Bob Law’s outdoor blog Scotland: Corra Linn Waterfalls and New Lanark
I’ve been to the world heritage preserved cotton mills complex of New Lanark several times before, however, another trip was long overdue. In particular I wanted to see the nearby falls on the River Clyde while they were in spate.
Normally the adjacent power station drains much of the volume of water away from the falls to produce green energy. This has been the case for many decades so this was a rare opportunity to see the four major waterfalls upriver from the village in spate conditions.
In Victorian times these were widely regarded as some of the best waterfalls in the UK. Folk came from many different countries to see them with visitors also attracted to the nearby mills complex; famous for Robert Owen’s pioneering social reforms. The mill workers would graft hard in the tall buildings beside the Clyde, one of Scotland’s great rivers.
The falls are opened fully during certain public holidays but most of the time, even during heavy rainfall, they are just a shadow of their former glory. This time was different though- with the falls thundering down into the impressive wooded gorge. As this year’s summer (2017) has officially been rated very poor (aren’t they always in Scotland?) with heavy rain forecast most days visiting waterfalls seemed a logical option. We were not disappointed with the low lying shelter and majestic scenery.near the town of Lanark, just south east of Glasgow.

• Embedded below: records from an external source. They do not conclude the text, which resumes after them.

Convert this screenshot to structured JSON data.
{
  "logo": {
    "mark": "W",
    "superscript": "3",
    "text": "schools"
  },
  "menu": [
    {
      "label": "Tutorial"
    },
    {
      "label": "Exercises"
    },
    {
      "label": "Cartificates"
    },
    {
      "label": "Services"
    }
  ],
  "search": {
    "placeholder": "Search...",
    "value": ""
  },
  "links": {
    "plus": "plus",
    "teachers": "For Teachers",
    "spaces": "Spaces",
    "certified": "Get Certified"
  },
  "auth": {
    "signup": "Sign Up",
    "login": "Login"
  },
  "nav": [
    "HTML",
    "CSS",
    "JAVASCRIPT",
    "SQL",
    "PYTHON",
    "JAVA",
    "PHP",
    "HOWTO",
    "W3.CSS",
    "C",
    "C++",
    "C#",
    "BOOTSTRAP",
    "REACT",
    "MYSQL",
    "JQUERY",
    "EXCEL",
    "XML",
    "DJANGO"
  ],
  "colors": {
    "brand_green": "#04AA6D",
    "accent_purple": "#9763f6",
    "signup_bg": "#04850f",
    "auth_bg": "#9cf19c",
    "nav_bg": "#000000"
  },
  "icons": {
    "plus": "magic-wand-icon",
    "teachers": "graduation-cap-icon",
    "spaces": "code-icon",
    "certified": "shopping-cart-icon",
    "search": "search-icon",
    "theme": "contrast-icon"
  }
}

After exploring the industrial village- a gem in itself- we followed the well trodden path slightly uphill to the falls. They sit a few km upriver with well placed viewing platforms along the way. It is an easy walk and should only take an hour or two – even if you cross the bridge above and view the falls from the other bank. The latter is recommended for the extra views and it’s not a great deal more of an effort. You can take the same route back to return to the village.
We chose to do the complete circuit, which is also a classic walk but much longer. Up past the falls then down the other bank all the way into Kirkfieldbank village to access the next bridge. Then across the gorge on the A72 and back upriver. We passed through scenic fields beside the Clyde until we reached New Lanark again. Allow 5 to 6 hours for this full circular walk. It is a long walk but worthwhile.
Highlights of this longer walk included a lovely rural lane, a stunning small town park and the winding scenic drive along the A72 from the motorway. We walked through the green and lush valley following the river most of the way.
Before cheaper imports from sunnier countries took over this was the fruit growing region of the Central Belt. From here apples, plums and a whole range of soft fruits were supplied to Scottish towns and cities throughout the district.
Bob Law, September, 2017
This section: Bob Law: photographer, walker and writer
Filed under: Bob Law: photographer, walker and writer
- Bob Law’s blog: The Changing Face of Glasgow
- Bob Law: Scotland Photography – Mirror Images
- Bob Law’s Blog, walking and photography: English Lake District
- Balloch Country Park, Loch Lomond – Bob Law: Walks and Photography
- Bob Law: A Cycling Trip Around West Lothian
- Bob Law’s Blog: Musselburgh, walking and photography
- Bob Law’s Blog: Ayr Beach – walking and photography
- Bob Law Photography and Walking in Scotland: The John Muir Way
- Bob Law: a selection of photos taken around Glasgow city
- Bob Law: The Pentlands Gallery
- Bob Law Photography: Winter in Scotland, Cnoc Coinnich Day Out
- Bob Law’s photography: The Colours of Autumn in Scotland
- Bob Law’s outdoor blog Scotland: Corra Linn Waterfalls and New Lanark
- Bob Law Blog: Kayaking on Loch Ard
- Bob Law: A Celebration of Spring in Scotland – May, 2017
- Bob Law: Torridon – Collecting Corbetts in the Scottish Mountains
- Bob Law blog and photography: Edinburgh Lights at Christmas
- Bob Law’s Blog: Walking around Burntisland,The Binn, Kinghorn and Firth of Forth
- Bob Law’s Blog: Autumn Colours in Glasgow’s West End
- Bob Law’s blog: A Trip to Gourock and Dunoon